The man took a pocket knife and tried to slash her neck, she said. She fended him off, but the knife slashed her hand, leaving a deep red wound across her palm
"At the hospital," she said, "they give you a pregnancy test before giving you the pain medication. That's when I found I was about three months pregnant."
She returned to the vacant lot and continued using crack, despite the danger to the baby.
She considered abortion, she said, but couldn't follow through after seeing an ultrasound image. Her brother helped her get into drug treatment. She was sober when she gave birth to Jontay, she said, but relapsed twice afterward.
After Compton acknowledged the second relapse to her drug treatment counselor, a social worker arrived at her faded pink apartment building on Figueroa Street.
The woman announced she would be removing Jontay, based on a computerized assessment of the risks to his safety. Compton would be eligible to get him back on a trial basis in a matter of months -- a far more rapid schedule than had been in effect with her older children. If the reunification didn't work, the department could pursue adoption.
The mother quaked with emotion, seemingly torn between despair for her child and fear for her own livelihood.
"How am I going to pay my rent?" Compton asked. "What will happen to my check?"
She turned to Jontay, then 11 months old. "Give me some love," Compton said, pulling him close to say goodbye.
In Los Angeles County, the effort to make fractured families whole began more than a decade ago.
Between 1997 and 2007, the Department of Children and Family Services reduced the number of children in foster care from more than 52,000 to fewer than 25,000.
Still, the department wanted to do more.
"Once children got in foster care, they never left," said David Sanders, the former director of the county department who is now executive vice president at Casey Family Programs, a nonprofit child advocacy organization.

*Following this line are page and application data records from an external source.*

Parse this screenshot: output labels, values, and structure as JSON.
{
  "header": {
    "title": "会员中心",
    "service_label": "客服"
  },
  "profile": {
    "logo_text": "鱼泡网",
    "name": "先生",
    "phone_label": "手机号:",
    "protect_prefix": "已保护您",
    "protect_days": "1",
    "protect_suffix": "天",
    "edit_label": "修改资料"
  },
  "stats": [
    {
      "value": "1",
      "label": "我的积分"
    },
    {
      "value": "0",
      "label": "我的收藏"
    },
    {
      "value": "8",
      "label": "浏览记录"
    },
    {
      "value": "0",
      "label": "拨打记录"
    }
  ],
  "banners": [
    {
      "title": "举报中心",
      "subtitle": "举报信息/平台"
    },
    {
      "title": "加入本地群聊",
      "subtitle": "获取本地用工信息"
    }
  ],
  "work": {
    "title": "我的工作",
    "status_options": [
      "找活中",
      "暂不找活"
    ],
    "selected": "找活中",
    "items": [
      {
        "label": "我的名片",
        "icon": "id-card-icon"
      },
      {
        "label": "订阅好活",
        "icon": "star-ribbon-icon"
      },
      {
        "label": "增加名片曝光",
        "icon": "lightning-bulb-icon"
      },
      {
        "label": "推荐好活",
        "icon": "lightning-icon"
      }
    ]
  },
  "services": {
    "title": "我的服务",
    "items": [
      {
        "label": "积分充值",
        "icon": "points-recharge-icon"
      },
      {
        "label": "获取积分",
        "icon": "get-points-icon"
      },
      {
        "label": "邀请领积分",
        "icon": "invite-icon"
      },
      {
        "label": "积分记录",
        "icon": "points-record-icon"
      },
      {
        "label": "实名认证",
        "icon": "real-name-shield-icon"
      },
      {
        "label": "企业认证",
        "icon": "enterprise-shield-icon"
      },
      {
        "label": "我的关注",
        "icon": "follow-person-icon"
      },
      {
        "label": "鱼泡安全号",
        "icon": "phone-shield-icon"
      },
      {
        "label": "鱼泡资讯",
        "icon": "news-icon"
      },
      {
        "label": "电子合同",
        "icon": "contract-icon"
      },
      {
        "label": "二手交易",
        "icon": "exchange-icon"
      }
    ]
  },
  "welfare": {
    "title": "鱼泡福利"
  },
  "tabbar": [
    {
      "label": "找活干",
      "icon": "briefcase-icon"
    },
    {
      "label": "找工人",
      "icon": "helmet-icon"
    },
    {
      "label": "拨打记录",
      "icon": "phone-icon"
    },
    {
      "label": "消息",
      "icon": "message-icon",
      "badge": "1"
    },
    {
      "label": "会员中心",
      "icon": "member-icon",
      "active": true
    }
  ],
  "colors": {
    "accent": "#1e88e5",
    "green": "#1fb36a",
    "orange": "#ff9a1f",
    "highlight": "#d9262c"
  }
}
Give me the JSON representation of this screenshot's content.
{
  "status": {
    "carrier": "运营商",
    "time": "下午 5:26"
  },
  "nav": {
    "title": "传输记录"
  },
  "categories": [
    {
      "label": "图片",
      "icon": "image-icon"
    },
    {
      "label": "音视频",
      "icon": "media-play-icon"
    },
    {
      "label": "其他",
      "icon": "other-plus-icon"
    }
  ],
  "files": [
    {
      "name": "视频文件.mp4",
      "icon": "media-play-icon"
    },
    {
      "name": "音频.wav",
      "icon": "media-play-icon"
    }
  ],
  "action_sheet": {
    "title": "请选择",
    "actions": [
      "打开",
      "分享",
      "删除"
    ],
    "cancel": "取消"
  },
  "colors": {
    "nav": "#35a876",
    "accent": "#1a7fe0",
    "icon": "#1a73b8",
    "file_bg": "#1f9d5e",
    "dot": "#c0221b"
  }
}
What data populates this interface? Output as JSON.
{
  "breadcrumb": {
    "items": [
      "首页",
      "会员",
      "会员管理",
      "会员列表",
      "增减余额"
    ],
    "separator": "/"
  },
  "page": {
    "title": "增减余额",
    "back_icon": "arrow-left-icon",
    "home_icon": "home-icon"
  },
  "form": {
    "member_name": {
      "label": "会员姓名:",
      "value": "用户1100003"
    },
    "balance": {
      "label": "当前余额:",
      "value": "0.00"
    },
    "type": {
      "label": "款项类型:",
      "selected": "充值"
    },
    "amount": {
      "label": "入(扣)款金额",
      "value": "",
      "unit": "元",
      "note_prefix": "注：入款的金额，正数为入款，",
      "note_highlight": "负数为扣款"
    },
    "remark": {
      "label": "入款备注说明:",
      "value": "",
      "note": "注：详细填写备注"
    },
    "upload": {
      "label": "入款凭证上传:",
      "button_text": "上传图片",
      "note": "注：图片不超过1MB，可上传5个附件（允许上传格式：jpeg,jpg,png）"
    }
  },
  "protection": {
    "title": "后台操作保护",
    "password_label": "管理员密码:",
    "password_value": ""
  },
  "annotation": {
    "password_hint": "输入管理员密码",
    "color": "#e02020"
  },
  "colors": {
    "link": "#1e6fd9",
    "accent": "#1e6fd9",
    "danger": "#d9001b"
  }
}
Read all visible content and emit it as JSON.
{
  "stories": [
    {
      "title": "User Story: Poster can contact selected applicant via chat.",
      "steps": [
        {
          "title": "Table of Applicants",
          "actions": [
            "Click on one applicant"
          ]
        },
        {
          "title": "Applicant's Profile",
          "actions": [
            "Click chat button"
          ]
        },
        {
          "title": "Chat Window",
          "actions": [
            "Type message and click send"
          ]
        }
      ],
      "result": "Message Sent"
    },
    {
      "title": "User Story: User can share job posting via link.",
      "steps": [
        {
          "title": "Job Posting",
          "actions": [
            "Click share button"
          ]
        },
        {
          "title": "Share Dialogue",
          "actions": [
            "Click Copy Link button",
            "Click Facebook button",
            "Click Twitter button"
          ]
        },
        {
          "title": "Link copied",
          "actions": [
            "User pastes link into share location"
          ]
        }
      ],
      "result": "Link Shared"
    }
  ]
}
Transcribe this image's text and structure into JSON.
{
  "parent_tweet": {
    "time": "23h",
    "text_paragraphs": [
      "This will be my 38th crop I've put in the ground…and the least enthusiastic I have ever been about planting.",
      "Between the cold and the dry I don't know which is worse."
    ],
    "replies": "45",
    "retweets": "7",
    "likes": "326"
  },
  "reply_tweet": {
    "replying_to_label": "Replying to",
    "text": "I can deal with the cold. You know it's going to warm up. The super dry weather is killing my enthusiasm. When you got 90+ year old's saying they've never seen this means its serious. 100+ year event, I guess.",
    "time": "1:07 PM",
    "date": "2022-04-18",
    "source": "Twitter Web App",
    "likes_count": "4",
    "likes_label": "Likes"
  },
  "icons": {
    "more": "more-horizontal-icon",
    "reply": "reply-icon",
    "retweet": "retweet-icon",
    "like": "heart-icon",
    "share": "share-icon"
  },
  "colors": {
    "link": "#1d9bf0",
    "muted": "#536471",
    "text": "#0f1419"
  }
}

He saw a need for an approach "that actually led to the outcomes we want, children in safe, permanent families," either reunifying children with their original families or, when that wasn't possible, lining them up for adoption.
Since the new program began in 2007, the number of foster children in L.A. County has dropped to 19,911.
"I think everyone in the country is looking at Los Angeles County for the innovative work we're doing here to move children to permanency," said Trish Ploehn, current director of the county's family services department.
"There is no doubt in my mind that children in Los Angeles County are safer," she said.